Emerald Publishing
Copyright
Copyright © Emerald Group Publishing Limited
ISSN
1086-7376
DOI
10.1108/SEF-07-2015-0165
Publisher site
See Article on Publisher Site

Abstract
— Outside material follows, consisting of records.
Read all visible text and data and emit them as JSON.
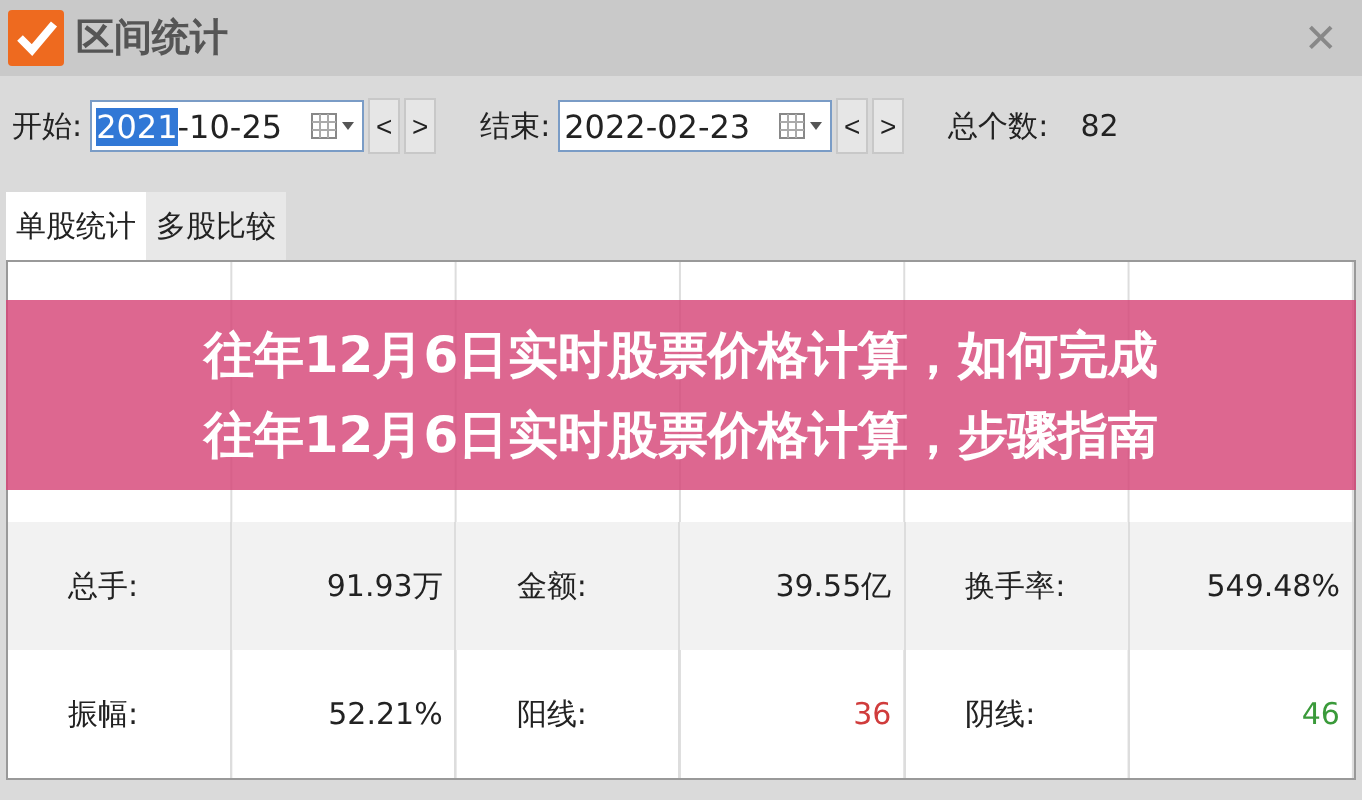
{
  "window": {
    "title": "区间统计",
    "close": "✕"
  },
  "toolbar": {
    "start_label": "开始:",
    "start_date": {
      "selected_part": "2021",
      "rest": "-10-25"
    },
    "end_label": "结束:",
    "end_date": {
      "rest": "2022-02-23"
    },
    "prev": "<",
    "next": ">",
    "count_label": "总个数:",
    "count": "82"
  },
  "tabs": [
    {
      "label": "单股统计",
      "selected": true
    },
    {
      "label": "多股比较",
      "selected": false
    }
  ],
  "table": {
    "rows": [
      {
        "shaded": false
      },
      {
        "shaded": false
      },
      {
        "shaded": true,
        "cells": [
          {
            "text": "总手:"
          },
          {
            "text": "91.93万"
          },
          {
            "text": "金额:"
          },
          {
            "text": "39.55亿"
          },
          {
            "text": "换手率:"
          },
          {
            "text": "549.48%"
          }
        ]
      },
      {
        "shaded": false,
        "cells": [
          {
            "text": "振幅:"
          },
          {
            "text": "52.21%"
          },
          {
            "text": "阳线:"
          },
          {
            "text": "36",
            "color": "#d03c3c"
          },
          {
            "text": "阴线:"
          },
          {
            "text": "46",
            "color": "#3a9a3a"
          }
        ]
      }
    ]
  },
  "banner": {
    "lines": [
      "往年12月6日实时股票价格计算，如何完成",
      "往年12月6日实时股票价格计算，步骤指南"
    ]
  }
}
PurposeThis paper reviews the relevant literature on mergers and acquisitions in an attempt to provide a comprehensive account of what we know about mergers and which parts of the puzzle are still incomplete.Design/methodology/approachThis literature review consists of three key sections. The first part of this paper summarises the literature on the cyclical nature of mergers referred to in the literature as merger waves. The second section reviews the causes and consequences of takeovers; it first reviews the causes, or drivers, of acquisitions, while focusing on the fact that acquisitions happen in waves and then reviews the consequences of takeovers, with a predominant focus on the impacts of mergers on the economic performance of acquirers. The third part of the review summarises the theories as well as previous empirical studies on determinants of announcement returns and post-acquisition performance of combined firms.Findings• Merger activity demonstrates a wavy pattern, i.e. mergers are clustered in industries through time.• The causes suggested for this fluctuating pattern include industry and economy-level shocks, mis-valuation, and managerial herding.• Market reaction to announcement of acquisitions is, on average, slightly negative for acquirer stocks and significantly positive for target stocks. The combined abnormal return is positive. These findings have been consistent over several decades of investigation.• The prior research also identifies a number of factors that are related to performance of acquisitions. These factors are categorised and reviewed in five different groups: (1) Acquirer characteristics, (2) Target characteristics, (3) Bid characteristics, (4) Industry characteristics, and (5) Macro-environment characteristicsOriginality/valueThis review illustrates a number of issues. Prior research is heavily biased towards gains to acquirers and factors that affect these gains. It is also biased towards finding sources of value creation through mergers despite the fact that several theories suggest that mergers can be value-destroying. In fact, value destruction is often attributed to managers’ self-interest (agency problem) and mistakes (hubris). However, the mechanisms through which mergers destroy value are rarely addressed. Aside from that, the possibility of simultaneous creation and destruction of value in acquisitions is not often considered. Finally, after several decades of investigation a key question is not completely answered yet: “what are the sources of value in mergers and acquisitions?”

Journal

Studies in Economics and FinanceEmerald Publishing

Published: Aug 1, 2016

References